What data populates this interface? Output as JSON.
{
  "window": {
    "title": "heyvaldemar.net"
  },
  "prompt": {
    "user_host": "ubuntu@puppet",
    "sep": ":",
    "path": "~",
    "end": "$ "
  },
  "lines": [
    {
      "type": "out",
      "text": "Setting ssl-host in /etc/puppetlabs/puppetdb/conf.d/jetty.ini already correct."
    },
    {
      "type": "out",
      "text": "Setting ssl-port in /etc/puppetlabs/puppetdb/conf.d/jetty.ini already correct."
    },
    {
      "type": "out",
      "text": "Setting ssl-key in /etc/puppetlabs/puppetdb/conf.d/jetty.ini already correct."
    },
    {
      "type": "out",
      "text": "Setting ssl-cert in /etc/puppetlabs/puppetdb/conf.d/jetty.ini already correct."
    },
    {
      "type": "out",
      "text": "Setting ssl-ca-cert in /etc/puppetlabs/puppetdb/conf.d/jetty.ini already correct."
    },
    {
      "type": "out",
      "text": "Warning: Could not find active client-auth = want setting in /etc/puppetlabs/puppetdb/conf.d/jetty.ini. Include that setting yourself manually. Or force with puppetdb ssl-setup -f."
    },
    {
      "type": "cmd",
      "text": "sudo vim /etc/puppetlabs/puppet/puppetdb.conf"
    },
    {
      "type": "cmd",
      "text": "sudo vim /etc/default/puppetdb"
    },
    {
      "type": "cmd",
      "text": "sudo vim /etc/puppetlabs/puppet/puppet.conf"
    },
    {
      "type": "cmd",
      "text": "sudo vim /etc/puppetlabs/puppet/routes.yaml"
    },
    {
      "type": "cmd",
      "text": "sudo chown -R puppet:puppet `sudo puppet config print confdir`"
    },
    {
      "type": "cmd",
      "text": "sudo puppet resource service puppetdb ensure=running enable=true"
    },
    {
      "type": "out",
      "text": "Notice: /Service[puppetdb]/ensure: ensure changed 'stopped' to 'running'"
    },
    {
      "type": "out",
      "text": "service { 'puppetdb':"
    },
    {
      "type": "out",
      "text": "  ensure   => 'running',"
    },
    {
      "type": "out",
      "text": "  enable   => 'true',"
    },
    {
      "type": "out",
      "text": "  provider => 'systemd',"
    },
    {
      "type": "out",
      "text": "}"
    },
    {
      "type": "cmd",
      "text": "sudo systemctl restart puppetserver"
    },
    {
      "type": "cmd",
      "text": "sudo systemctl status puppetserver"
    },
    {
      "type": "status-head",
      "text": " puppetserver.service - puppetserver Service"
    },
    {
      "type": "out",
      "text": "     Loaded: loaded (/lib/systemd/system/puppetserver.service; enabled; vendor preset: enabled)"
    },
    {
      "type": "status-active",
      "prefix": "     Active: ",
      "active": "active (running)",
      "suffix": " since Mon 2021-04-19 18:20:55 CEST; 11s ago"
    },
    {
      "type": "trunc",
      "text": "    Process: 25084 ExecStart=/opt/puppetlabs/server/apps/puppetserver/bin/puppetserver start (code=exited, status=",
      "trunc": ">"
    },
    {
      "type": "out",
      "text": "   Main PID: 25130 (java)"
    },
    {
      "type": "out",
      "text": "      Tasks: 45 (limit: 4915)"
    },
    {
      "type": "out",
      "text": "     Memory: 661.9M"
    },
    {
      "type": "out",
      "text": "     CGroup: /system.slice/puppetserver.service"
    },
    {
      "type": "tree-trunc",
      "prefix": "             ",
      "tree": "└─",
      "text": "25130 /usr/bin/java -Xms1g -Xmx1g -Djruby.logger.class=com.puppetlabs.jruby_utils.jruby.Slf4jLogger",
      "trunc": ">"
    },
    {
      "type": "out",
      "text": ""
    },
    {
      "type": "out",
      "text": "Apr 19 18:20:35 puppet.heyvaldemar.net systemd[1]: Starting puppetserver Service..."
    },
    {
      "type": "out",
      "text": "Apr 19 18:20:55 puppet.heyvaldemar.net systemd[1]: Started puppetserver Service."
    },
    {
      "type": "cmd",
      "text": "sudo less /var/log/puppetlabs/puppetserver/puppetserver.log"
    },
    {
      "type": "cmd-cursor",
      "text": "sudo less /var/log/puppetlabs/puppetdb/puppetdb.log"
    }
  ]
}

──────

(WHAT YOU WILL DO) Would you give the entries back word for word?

(RESULT)
What data populates this interface? Output as JSON.
{
  "window": {
    "title": "heyvaldemar.net"
  },
  "prompt": {
    "user_host": "ubuntu@puppet",
    "sep": ":",
    "path": "~",
    "end": "$ "
  },
  "lines": [
    {
      "type": "out",
      "text": "Setting ssl-host in /etc/puppetlabs/puppetdb/conf.d/jetty.ini already correct."
    },
    {
      "type": "out",
      "text": "Setting ssl-port in /etc/puppetlabs/puppetdb/conf.d/jetty.ini already correct."
    },
    {
      "type": "out",
      "text": "Setting ssl-key in /etc/puppetlabs/puppetdb/conf.d/jetty.ini already correct."
    },
    {
      "type": "out",
      "text": "Setting ssl-cert in /etc/puppetlabs/puppetdb/conf.d/jetty.ini already correct."
    },
    {
      "type": "out",
      "text": "Setting ssl-ca-cert in /etc/puppetlabs/puppetdb/conf.d/jetty.ini already correct."
    },
    {
      "type": "out",
      "text": "Warning: Could not find active client-auth = want setting in /etc/puppetlabs/puppetdb/conf.d/jetty.ini. Include that setting yourself manually. Or force with puppetdb ssl-setup -f."
    },
    {
      "type": "cmd",
      "text": "sudo vim /etc/puppetlabs/puppet/puppetdb.conf"
    },
    {
      "type": "cmd",
      "text": "sudo vim /etc/default/puppetdb"
    },
    {
      "type": "cmd",
      "text": "sudo vim /etc/puppetlabs/puppet/puppet.conf"
    },
    {
      "type": "cmd",
      "text": "sudo vim /etc/puppetlabs/puppet/routes.yaml"
    },
    {
      "type": "cmd",
      "text": "sudo chown -R puppet:puppet `sudo puppet config print confdir`"
    },
    {
      "type": "cmd",
      "text": "sudo puppet resource service puppetdb ensure=running enable=true"
    },
    {
      "type": "out",
      "text": "Notice: /Service[puppetdb]/ensure: ensure changed 'stopped' to 'running'"
    },
    {
      "type": "out",
      "text": "service { 'puppetdb':"
    },
    {
      "type": "out",
      "text": "  ensure   => 'running',"
    },
    {
      "type": "out",
      "text": "  enable   => 'true',"
    },
    {
      "type": "out",
      "text": "  provider => 'systemd',"
    },
    {
      "type": "out",
      "text": "}"
    },
    {
      "type": "cmd",
      "text": "sudo systemctl restart puppetserver"
    },
    {
      "type": "cmd",
      "text": "sudo systemctl status puppetserver"
    },
    {
      "type": "status-head",
      "text": " puppetserver.service - puppetserver Service"
    },
    {
      "type": "out",
      "text": "     Loaded: loaded (/lib/systemd/system/puppetserver.service; enabled; vendor preset: enabled)"
    },
    {
      "type": "status-active",
      "prefix": "     Active: ",
      "active": "active (running)",
      "suffix": " since Mon 2021-04-19 18:20:55 CEST; 11s ago"
    },
    {
      "type": "trunc",
      "text": "    Process: 25084 ExecStart=/opt/puppetlabs/server/apps/puppetserver/bin/puppetserver start (code=exited, status=",
      "trunc": ">"
    },
    {
      "type": "out",
      "text": "   Main PID: 25130 (java)"
    },
    {
      "type": "out",
      "text": "      Tasks: 45 (limit: 4915)"
    },
    {
      "type": "out",
      "text": "     Memory: 661.9M"
    },
    {
      "type": "out",
      "text": "     CGroup: /system.slice/puppetserver.service"
    },
    {
      "type": "tree-trunc",
      "prefix": "             ",
      "tree": "└─",
      "text": "25130 /usr/bin/java -Xms1g -Xmx1g -Djruby.logger.class=com.puppetlabs.jruby_utils.jruby.Slf4jLogger",
      "trunc": ">"
    },
    {
      "type": "out",
      "text": ""
    },
    {
      "type": "out",
      "text": "Apr 19 18:20:35 puppet.heyvaldemar.net systemd[1]: Starting puppetserver Service..."
    },
    {
      "type": "out",
      "text": "Apr 19 18:20:55 puppet.heyvaldemar.net systemd[1]: Started puppetserver Service."
    },
    {
      "type": "cmd",
      "text": "sudo less /var/log/puppetlabs/puppetserver/puppetserver.log"
    },
    {
      "type": "cmd-cursor",
      "text": "sudo less /var/log/puppetlabs/puppetdb/puppetdb.log"
    }
  ]
}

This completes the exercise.